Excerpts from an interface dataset
☆ ☆ ☆ ☆ ☆

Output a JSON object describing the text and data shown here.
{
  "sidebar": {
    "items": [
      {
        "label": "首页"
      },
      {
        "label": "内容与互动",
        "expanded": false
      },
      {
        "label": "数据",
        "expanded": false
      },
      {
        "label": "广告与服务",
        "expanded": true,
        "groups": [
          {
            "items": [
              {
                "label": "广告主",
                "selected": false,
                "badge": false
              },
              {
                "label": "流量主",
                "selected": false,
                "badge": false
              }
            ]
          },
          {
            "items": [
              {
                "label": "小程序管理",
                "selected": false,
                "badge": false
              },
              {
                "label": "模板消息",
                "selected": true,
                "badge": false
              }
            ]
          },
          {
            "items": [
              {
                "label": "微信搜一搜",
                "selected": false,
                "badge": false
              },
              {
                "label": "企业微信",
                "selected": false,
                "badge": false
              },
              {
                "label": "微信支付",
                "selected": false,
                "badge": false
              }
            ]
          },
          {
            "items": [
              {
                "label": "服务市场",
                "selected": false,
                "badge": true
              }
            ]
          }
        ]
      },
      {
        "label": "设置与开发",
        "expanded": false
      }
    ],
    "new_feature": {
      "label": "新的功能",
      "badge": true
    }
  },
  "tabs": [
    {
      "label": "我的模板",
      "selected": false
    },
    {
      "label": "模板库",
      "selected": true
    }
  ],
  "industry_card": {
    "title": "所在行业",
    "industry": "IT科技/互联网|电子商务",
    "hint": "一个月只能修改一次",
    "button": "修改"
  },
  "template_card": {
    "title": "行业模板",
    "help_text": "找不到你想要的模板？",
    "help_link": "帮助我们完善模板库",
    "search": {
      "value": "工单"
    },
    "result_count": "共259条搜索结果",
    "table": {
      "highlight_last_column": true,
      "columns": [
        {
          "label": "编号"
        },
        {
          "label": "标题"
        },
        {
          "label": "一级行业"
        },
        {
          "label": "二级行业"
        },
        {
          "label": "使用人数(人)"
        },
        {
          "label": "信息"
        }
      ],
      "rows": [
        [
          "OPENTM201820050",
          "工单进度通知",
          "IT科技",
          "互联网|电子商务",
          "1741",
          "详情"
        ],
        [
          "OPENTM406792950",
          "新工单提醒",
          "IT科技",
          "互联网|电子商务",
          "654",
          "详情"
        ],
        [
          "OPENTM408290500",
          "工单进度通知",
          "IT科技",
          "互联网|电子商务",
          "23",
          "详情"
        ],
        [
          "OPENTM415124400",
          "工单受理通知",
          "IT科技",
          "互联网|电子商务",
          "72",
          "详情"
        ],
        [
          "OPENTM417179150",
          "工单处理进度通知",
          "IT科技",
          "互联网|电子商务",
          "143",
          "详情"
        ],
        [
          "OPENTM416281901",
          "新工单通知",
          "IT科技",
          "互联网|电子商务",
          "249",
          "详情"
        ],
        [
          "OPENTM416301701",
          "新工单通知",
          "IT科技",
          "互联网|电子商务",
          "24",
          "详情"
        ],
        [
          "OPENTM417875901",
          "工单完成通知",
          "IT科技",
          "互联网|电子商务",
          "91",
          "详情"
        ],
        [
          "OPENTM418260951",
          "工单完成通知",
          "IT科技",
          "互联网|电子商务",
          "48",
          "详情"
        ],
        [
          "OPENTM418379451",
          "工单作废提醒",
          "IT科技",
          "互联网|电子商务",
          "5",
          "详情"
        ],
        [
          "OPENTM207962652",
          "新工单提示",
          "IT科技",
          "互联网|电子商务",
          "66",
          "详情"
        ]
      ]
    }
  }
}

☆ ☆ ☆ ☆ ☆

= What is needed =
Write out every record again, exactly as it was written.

= The answer =
Output a JSON object describing the text and data shown here.
{
  "sidebar": {
    "items": [
      {
        "label": "首页"
      },
      {
        "label": "内容与互动",
        "expanded": false
      },
      {
        "label": "数据",
        "expanded": false
      },
      {
        "label": "广告与服务",
        "expanded": true,
        "groups": [
          {
            "items": [
              {
                "label": "广告主",
                "selected": false,
                "badge": false
              },
              {
                "label": "流量主",
                "selected": false,
                "badge": false
              }
            ]
          },
          {
            "items": [
              {
                "label": "小程序管理",
                "selected": false,
                "badge": false
              },
              {
                "label": "模板消息",
                "selected": true,
                "badge": false
              }
            ]
          },
          {
            "items": [
              {
                "label": "微信搜一搜",
                "selected": false,
                "badge": false
              },
              {
                "label": "企业微信",
                "selected": false,
                "badge": false
              },
              {
                "label": "微信支付",
                "selected": false,
                "badge": false
              }
            ]
          },
          {
            "items": [
              {
                "label": "服务市场",
                "selected": false,
                "badge": true
              }
            ]
          }
        ]
      },
      {
        "label": "设置与开发",
        "expanded": false
      }
    ],
    "new_feature": {
      "label": "新的功能",
      "badge": true
    }
  },
  "tabs": [
    {
      "label": "我的模板",
      "selected": false
    },
    {
      "label": "模板库",
      "selected": true
    }
  ],
  "industry_card": {
    "title": "所在行业",
    "industry": "IT科技/互联网|电子商务",
    "hint": "一个月只能修改一次",
    "button": "修改"
  },
  "template_card": {
    "title": "行业模板",
    "help_text": "找不到你想要的模板？",
    "help_link": "帮助我们完善模板库",
    "search": {
      "value": "工单"
    },
    "result_count": "共259条搜索结果",
    "table": {
      "highlight_last_column": true,
      "columns": [
        {
          "label": "编号"
        },
        {
          "label": "标题"
        },
        {
          "label": "一级行业"
        },
        {
          "label": "二级行业"
        },
        {
          "label": "使用人数(人)"
        },
        {
          "label": "信息"
        }
      ],
      "rows": [
        [
          "OPENTM201820050",
          "工单进度通知",
          "IT科技",
          "互联网|电子商务",
          "1741",
          "详情"
        ],
        [
          "OPENTM406792950",
          "新工单提醒",
          "IT科技",
          "互联网|电子商务",
          "654",
          "详情"
        ],
        [
          "OPENTM408290500",
          "工单进度通知",
          "IT科技",
          "互联网|电子商务",
          "23",
          "详情"
        ],
        [
          "OPENTM415124400",
          "工单受理通知",
          "IT科技",
          "互联网|电子商务",
          "72",
          "详情"
        ],
        [
          "OPENTM417179150",
          "工单处理进度通知",
          "IT科技",
          "互联网|电子商务",
          "143",
          "详情"
        ],
        [
          "OPENTM416281901",
          "新工单通知",
          "IT科技",
          "互联网|电子商务",
          "249",
          "详情"
        ],
        [
          "OPENTM416301701",
          "新工单通知",
          "IT科技",
          "互联网|电子商务",
          "24",
          "详情"
        ],
        [
          "OPENTM417875901",
          "工单完成通知",
          "IT科技",
          "互联网|电子商务",
          "91",
          "详情"
        ],
        [
          "OPENTM418260951",
          "工单完成通知",
          "IT科技",
          "互联网|电子商务",
          "48",
          "详情"
        ],
        [
          "OPENTM418379451",
          "工单作废提醒",
          "IT科技",
          "互联网|电子商务",
          "5",
          "详情"
        ],
        [
          "OPENTM207962652",
          "新工单提示",
          "IT科技",
          "互联网|电子商务",
          "66",
          "详情"
        ]
      ]
    }
  }
}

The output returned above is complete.